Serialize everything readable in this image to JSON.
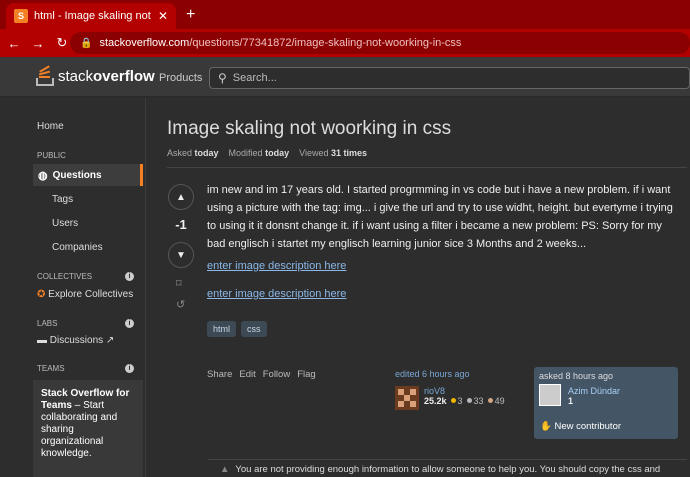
{
  "browser": {
    "tab_title": "html - Image skaling not woorkin",
    "url_host": "stackoverflow.com",
    "url_path": "/questions/77341872/image-skaling-not-woorking-in-css"
  },
  "header": {
    "logo_plain": "stack",
    "logo_bold": "overflow",
    "products": "Products",
    "search_placeholder": "Search..."
  },
  "sidebar": {
    "home": "Home",
    "public": "PUBLIC",
    "questions": "Questions",
    "tags": "Tags",
    "users": "Users",
    "companies": "Companies",
    "collectives": "COLLECTIVES",
    "explore": "Explore Collectives",
    "labs": "LABS",
    "discussions": "Discussions",
    "teams": "TEAMS",
    "teams_title": "Stack Overflow for Teams",
    "teams_text": "– Start collaborating and sharing organizational knowledge."
  },
  "question": {
    "title": "Image skaling not woorking in css",
    "asked_label": "Asked",
    "asked_value": "today",
    "modified_label": "Modified",
    "modified_value": "today",
    "viewed_label": "Viewed",
    "viewed_value": "31 times",
    "score": "-1",
    "body": "im new and im 17 years old. I started progrmming in vs code but i have a new problem. if i want using a picture with the tag: img... i give the url and try to use widht, height. but evertyme i trying to using it it donsnt change it. if i want using a filter i became a new problem: PS: Sorry for my bad englisch i startet my englisch learning junior sice 3 Months and 2 weeks...",
    "link1": "enter image description here",
    "link2": "enter image description here",
    "tags": [
      "html",
      "css"
    ],
    "actions": [
      "Share",
      "Edit",
      "Follow",
      "Flag"
    ]
  },
  "editor": {
    "label": "edited 6 hours ago",
    "name": "rioV8",
    "rep": "25.2k",
    "gold": "3",
    "silver": "33",
    "bronze": "49"
  },
  "asker": {
    "label": "asked 8 hours ago",
    "name": "Azim Dündar",
    "rep": "1",
    "badge": "New contributor"
  },
  "comment": {
    "text": "You are not providing enough information to allow someone to help you. You should copy the css and"
  },
  "colors": {
    "accent": "#f48024",
    "browser_red": "#b30000",
    "link": "#8bb8e8"
  }
}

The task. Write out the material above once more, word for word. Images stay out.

Exercise answer.
Serialize everything readable in this image to JSON.
{
  "browser": {
    "tab_title": "html - Image skaling not woorkin",
    "url_host": "stackoverflow.com",
    "url_path": "/questions/77341872/image-skaling-not-woorking-in-css"
  },
  "header": {
    "logo_plain": "stack",
    "logo_bold": "overflow",
    "products": "Products",
    "search_placeholder": "Search..."
  },
  "sidebar": {
    "home": "Home",
    "public": "PUBLIC",
    "questions": "Questions",
    "tags": "Tags",
    "users": "Users",
    "companies": "Companies",
    "collectives": "COLLECTIVES",
    "explore": "Explore Collectives",
    "labs": "LABS",
    "discussions": "Discussions",
    "teams": "TEAMS",
    "teams_title": "Stack Overflow for Teams",
    "teams_text": "– Start collaborating and sharing organizational knowledge."
  },
  "question": {
    "title": "Image skaling not woorking in css",
    "asked_label": "Asked",
    "asked_value": "today",
    "modified_label": "Modified",
    "modified_value": "today",
    "viewed_label": "Viewed",
    "viewed_value": "31 times",
    "score": "-1",
    "body": "im new and im 17 years old. I started progrmming in vs code but i have a new problem. if i want using a picture with the tag: img... i give the url and try to use widht, height. but evertyme i trying to using it it donsnt change it. if i want using a filter i became a new problem: PS: Sorry for my bad englisch i startet my englisch learning junior sice 3 Months and 2 weeks...",
    "link1": "enter image description here",
    "link2": "enter image description here",
    "tags": [
      "html",
      "css"
    ],
    "actions": [
      "Share",
      "Edit",
      "Follow",
      "Flag"
    ]
  },
  "editor": {
    "label": "edited 6 hours ago",
    "name": "rioV8",
    "rep": "25.2k",
    "gold": "3",
    "silver": "33",
    "bronze": "49"
  },
  "asker": {
    "label": "asked 8 hours ago",
    "name": "Azim Dündar",
    "rep": "1",
    "badge": "New contributor"
  },
  "comment": {
    "text": "You are not providing enough information to allow someone to help you. You should copy the css and"
  },
  "colors": {
    "accent": "#f48024",
    "browser_red": "#b30000",
    "link": "#8bb8e8"
  }
}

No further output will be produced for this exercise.